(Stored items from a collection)
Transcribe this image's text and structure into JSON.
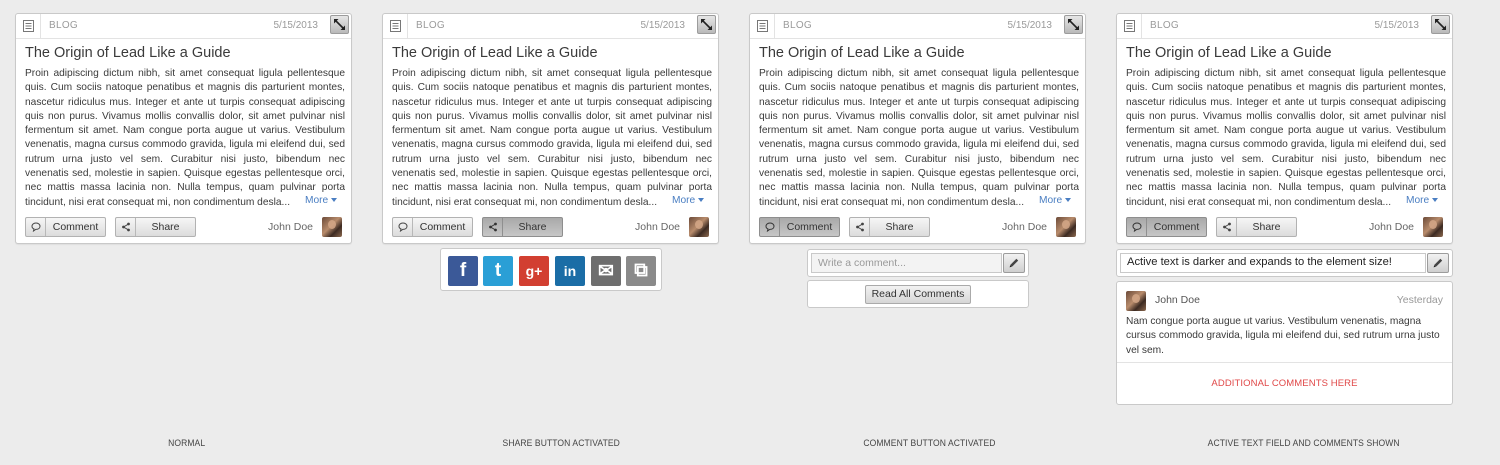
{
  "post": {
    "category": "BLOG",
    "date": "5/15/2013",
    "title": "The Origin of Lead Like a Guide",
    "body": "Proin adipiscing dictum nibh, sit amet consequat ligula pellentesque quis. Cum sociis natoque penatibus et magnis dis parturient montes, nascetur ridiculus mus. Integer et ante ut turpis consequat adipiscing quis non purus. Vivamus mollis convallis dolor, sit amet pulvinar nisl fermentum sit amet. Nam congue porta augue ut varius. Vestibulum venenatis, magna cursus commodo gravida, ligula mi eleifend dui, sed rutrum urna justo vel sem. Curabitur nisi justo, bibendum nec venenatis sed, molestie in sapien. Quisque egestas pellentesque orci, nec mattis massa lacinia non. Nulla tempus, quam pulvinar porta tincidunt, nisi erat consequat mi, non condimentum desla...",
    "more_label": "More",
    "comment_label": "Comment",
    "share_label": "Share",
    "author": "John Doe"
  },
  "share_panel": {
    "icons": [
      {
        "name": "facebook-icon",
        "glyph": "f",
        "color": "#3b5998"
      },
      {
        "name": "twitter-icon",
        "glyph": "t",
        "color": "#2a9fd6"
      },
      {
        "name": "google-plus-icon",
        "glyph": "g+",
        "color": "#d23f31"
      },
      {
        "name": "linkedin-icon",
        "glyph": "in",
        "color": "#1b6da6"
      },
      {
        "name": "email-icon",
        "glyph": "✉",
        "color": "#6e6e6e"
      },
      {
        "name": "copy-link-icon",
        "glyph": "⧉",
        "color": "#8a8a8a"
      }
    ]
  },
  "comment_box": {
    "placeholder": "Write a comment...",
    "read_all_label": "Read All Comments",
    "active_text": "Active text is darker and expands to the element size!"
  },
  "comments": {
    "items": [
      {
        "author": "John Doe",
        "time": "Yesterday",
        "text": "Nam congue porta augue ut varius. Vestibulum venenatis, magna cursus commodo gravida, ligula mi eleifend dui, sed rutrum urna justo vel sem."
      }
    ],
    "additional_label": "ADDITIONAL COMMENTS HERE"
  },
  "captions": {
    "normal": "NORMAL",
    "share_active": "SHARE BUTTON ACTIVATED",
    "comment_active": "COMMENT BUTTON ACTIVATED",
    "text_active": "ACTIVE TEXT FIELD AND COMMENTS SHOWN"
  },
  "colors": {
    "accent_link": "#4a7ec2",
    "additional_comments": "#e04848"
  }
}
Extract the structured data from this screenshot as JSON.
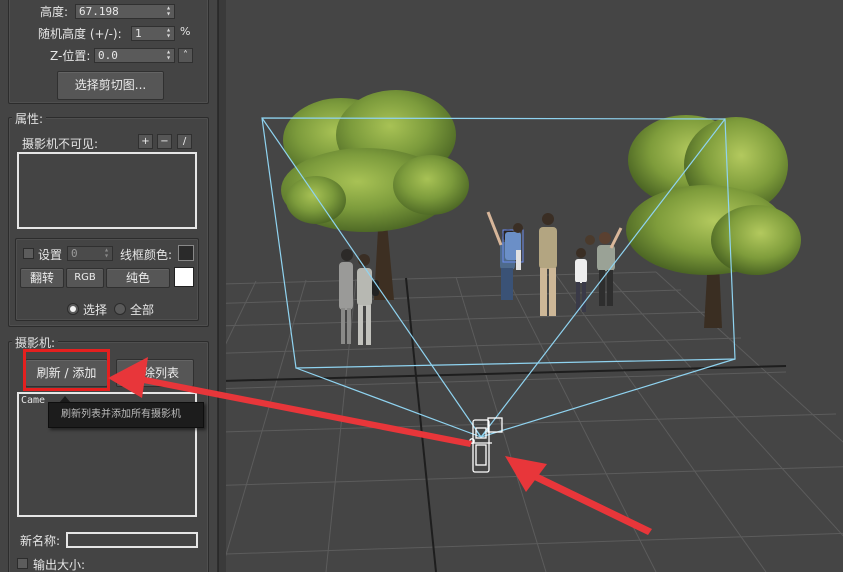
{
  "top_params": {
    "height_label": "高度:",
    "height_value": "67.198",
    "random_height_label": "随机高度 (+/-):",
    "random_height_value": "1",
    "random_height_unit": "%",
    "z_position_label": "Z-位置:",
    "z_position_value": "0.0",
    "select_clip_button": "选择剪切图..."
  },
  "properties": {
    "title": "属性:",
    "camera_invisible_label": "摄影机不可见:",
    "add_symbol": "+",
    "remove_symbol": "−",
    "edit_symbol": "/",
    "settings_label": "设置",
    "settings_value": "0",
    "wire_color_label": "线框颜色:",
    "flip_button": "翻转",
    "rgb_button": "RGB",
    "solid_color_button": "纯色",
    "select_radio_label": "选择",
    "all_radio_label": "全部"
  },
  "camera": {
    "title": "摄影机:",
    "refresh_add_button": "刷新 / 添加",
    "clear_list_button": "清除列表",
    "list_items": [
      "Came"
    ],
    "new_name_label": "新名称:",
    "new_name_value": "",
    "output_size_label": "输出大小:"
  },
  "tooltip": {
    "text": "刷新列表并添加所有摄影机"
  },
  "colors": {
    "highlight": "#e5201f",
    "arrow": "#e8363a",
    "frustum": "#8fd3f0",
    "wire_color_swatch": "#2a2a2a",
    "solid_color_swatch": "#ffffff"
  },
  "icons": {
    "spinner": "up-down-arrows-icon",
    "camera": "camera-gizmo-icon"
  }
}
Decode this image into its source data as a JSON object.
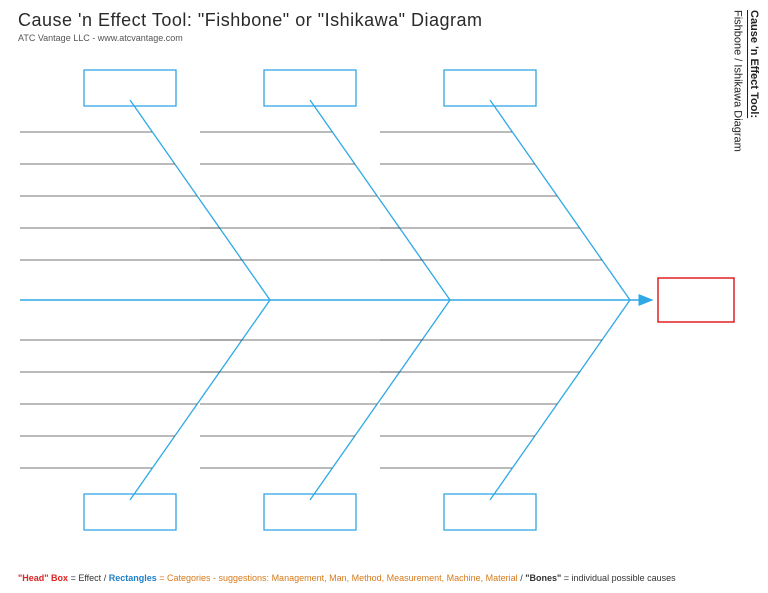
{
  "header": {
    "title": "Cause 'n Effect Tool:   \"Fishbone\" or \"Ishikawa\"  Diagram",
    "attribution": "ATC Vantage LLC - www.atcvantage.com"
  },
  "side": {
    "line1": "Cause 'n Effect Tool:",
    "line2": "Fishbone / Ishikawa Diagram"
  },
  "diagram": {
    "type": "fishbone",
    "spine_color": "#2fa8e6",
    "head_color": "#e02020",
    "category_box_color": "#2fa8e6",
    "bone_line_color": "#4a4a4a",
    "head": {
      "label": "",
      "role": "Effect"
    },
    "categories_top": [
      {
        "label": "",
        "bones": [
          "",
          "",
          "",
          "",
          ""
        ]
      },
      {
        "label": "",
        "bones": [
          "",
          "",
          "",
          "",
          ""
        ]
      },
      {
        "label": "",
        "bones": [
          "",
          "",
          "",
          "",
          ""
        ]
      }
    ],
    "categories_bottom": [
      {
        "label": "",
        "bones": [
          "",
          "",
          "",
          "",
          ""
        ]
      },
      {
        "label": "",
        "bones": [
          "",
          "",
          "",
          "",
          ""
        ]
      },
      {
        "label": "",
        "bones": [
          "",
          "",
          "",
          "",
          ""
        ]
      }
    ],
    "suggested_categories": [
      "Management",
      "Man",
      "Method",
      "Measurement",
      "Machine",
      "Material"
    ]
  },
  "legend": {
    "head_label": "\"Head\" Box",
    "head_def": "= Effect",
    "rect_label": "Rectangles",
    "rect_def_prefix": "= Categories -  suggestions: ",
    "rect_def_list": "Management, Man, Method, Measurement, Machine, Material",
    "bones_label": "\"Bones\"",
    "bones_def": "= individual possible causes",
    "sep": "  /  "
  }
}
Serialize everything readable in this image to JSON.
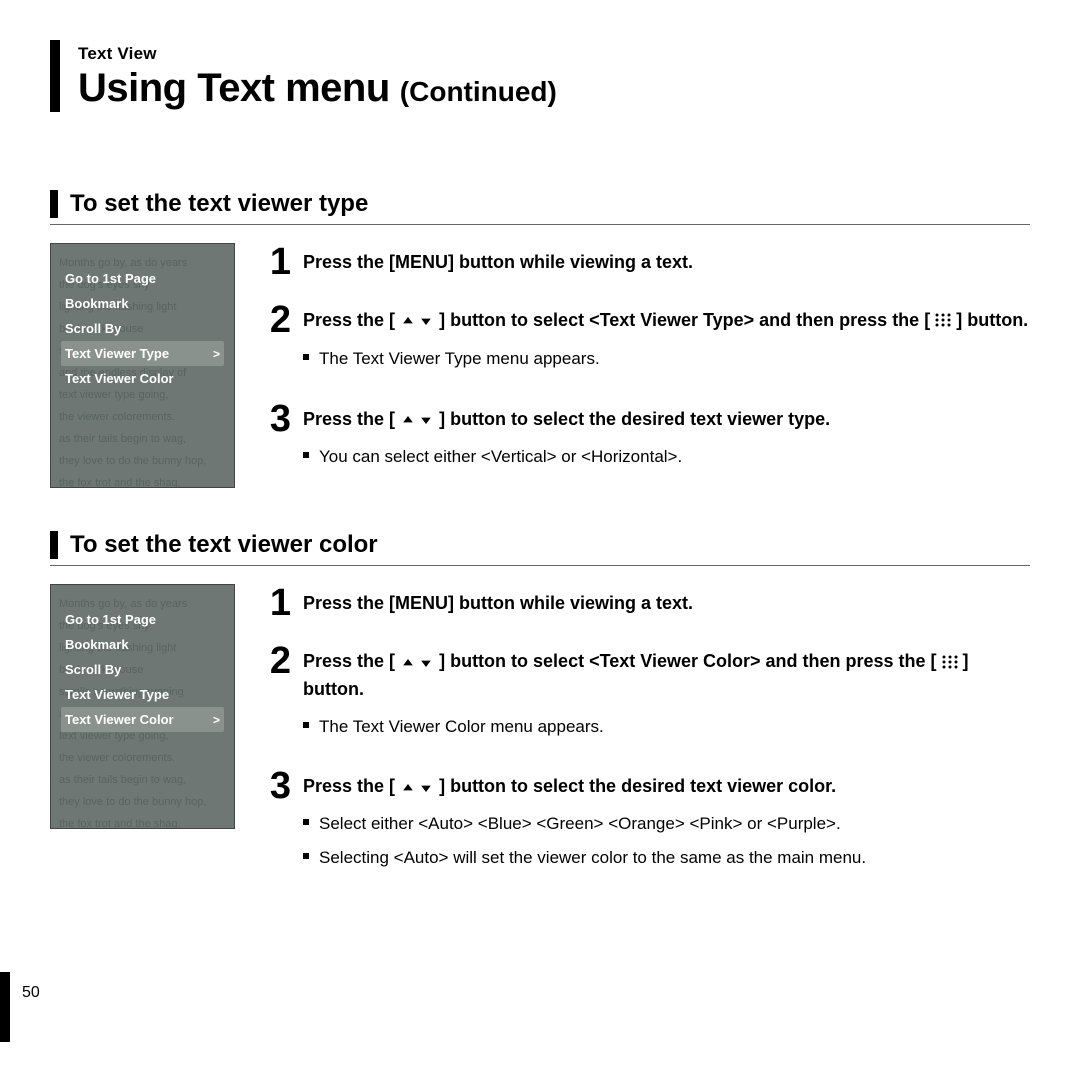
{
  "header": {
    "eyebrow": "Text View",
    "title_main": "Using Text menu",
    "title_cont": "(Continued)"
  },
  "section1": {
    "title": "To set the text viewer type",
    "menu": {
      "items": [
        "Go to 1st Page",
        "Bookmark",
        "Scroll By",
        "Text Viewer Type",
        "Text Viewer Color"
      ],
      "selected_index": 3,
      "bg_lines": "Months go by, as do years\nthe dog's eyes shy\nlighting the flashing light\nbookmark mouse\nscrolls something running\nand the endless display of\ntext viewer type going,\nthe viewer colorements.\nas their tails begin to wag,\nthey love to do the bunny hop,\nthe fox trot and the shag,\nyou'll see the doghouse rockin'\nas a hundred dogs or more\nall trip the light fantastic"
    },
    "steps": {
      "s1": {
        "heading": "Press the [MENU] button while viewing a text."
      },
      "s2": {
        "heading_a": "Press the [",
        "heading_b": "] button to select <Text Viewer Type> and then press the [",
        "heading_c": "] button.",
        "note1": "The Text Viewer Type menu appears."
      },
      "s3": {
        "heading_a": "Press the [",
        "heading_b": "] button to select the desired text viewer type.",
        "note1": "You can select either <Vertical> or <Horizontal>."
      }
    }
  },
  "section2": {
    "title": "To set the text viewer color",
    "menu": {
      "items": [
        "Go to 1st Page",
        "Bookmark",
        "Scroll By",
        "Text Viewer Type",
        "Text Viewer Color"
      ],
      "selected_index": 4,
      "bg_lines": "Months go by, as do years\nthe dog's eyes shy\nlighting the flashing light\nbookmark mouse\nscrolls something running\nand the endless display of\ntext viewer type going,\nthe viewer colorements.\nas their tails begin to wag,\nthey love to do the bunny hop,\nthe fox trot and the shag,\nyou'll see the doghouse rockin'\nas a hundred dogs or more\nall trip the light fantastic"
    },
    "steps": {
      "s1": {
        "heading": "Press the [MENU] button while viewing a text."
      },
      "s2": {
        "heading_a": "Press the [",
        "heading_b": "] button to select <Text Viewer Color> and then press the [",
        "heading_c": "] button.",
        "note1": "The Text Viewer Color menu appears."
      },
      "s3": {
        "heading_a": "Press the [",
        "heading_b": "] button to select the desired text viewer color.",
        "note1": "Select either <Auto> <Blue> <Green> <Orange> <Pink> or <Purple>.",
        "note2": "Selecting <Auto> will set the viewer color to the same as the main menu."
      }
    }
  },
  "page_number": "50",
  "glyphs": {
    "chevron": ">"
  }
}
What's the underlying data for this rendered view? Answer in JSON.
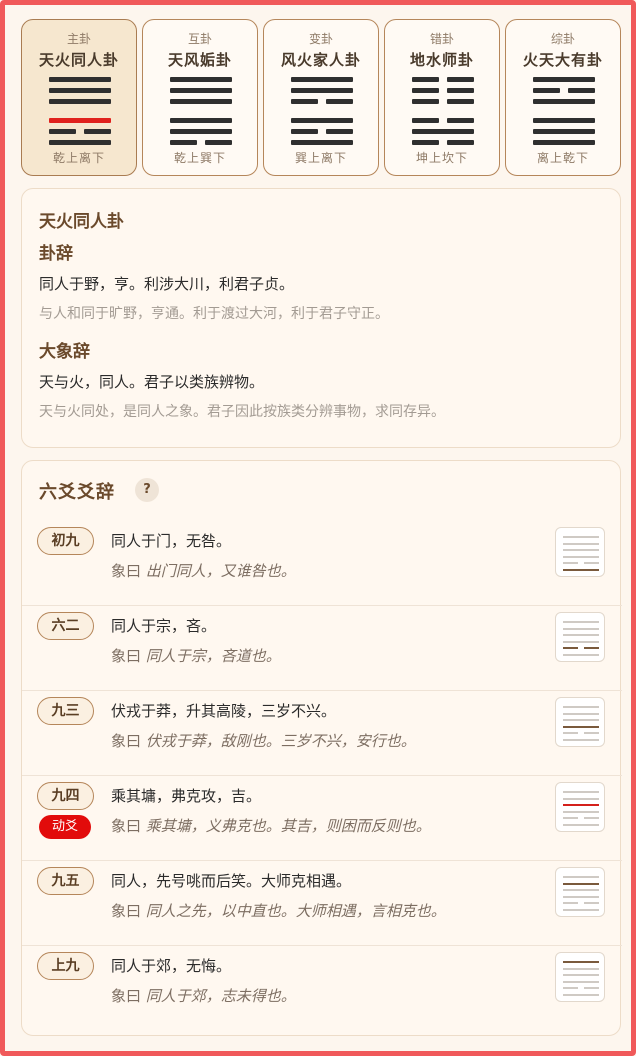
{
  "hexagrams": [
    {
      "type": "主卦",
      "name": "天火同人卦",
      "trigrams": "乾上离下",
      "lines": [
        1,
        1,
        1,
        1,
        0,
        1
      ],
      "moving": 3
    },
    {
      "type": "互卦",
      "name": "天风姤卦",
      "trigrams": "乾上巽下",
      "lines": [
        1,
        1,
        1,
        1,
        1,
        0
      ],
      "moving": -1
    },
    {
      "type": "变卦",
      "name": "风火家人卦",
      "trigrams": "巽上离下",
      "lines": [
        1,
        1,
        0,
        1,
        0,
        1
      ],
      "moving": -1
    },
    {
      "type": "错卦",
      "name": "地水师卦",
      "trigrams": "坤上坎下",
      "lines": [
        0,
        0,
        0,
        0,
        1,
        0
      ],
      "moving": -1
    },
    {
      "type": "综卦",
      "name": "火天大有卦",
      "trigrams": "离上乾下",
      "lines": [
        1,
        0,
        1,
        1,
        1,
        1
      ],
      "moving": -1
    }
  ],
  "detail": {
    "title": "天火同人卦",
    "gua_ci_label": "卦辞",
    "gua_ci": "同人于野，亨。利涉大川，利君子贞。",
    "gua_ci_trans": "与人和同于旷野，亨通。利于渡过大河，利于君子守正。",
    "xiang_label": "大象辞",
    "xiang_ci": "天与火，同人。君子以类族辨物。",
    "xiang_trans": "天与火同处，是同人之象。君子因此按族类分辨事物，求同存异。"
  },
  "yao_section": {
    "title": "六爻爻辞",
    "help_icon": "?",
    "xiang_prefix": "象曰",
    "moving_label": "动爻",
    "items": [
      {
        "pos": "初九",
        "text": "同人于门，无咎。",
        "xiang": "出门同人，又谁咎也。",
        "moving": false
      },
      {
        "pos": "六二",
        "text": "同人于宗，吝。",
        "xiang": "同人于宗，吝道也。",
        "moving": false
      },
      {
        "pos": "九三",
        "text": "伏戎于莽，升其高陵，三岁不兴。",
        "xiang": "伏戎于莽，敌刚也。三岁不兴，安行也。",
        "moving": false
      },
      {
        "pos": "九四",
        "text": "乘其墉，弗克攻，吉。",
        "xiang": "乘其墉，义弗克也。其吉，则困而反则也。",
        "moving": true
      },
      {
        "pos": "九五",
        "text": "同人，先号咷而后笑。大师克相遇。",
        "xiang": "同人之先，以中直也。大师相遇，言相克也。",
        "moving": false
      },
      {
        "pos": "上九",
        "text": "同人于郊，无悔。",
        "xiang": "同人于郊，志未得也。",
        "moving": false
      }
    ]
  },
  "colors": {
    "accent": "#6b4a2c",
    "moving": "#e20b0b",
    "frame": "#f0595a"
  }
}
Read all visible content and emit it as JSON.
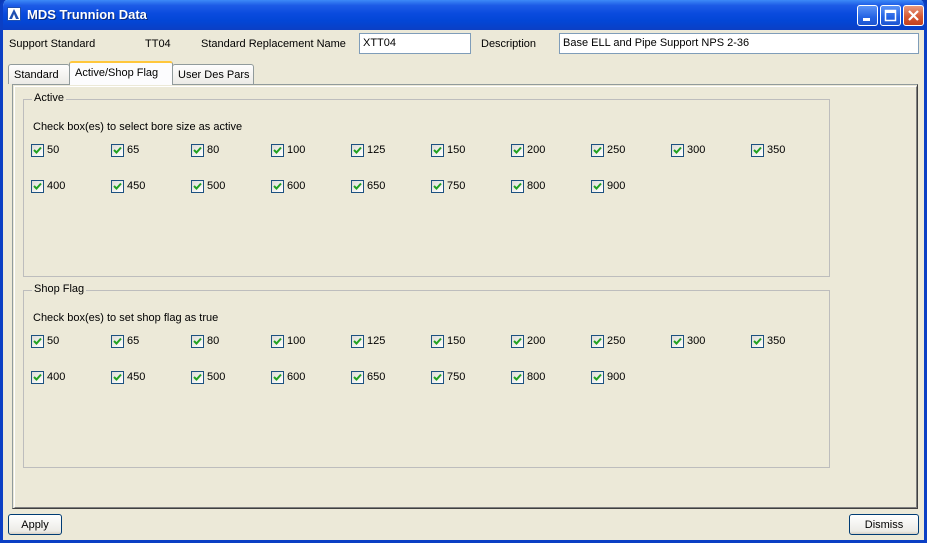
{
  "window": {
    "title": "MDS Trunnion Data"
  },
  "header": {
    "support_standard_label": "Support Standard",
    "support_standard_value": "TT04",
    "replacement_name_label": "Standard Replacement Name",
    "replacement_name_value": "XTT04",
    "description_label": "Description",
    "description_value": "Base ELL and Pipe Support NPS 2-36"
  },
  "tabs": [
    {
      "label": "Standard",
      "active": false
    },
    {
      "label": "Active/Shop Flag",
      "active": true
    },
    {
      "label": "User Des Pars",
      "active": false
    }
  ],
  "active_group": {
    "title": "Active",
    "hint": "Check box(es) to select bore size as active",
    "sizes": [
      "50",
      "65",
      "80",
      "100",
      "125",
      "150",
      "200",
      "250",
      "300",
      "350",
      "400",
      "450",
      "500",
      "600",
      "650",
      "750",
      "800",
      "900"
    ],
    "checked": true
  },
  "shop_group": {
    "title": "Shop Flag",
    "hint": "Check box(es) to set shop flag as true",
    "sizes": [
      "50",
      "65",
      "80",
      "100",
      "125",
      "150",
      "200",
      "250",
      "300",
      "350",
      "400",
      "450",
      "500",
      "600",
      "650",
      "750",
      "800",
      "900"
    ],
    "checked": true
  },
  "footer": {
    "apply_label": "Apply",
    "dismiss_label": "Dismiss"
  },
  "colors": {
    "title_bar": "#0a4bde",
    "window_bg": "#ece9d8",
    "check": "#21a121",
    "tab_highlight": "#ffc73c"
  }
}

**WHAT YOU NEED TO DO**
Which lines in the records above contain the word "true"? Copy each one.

**REPLY TO THE TASK**
        "moving": true
      "active": true
    "checked": true
    "hint": "Check box(es) to set shop flag as true",
    "checked": true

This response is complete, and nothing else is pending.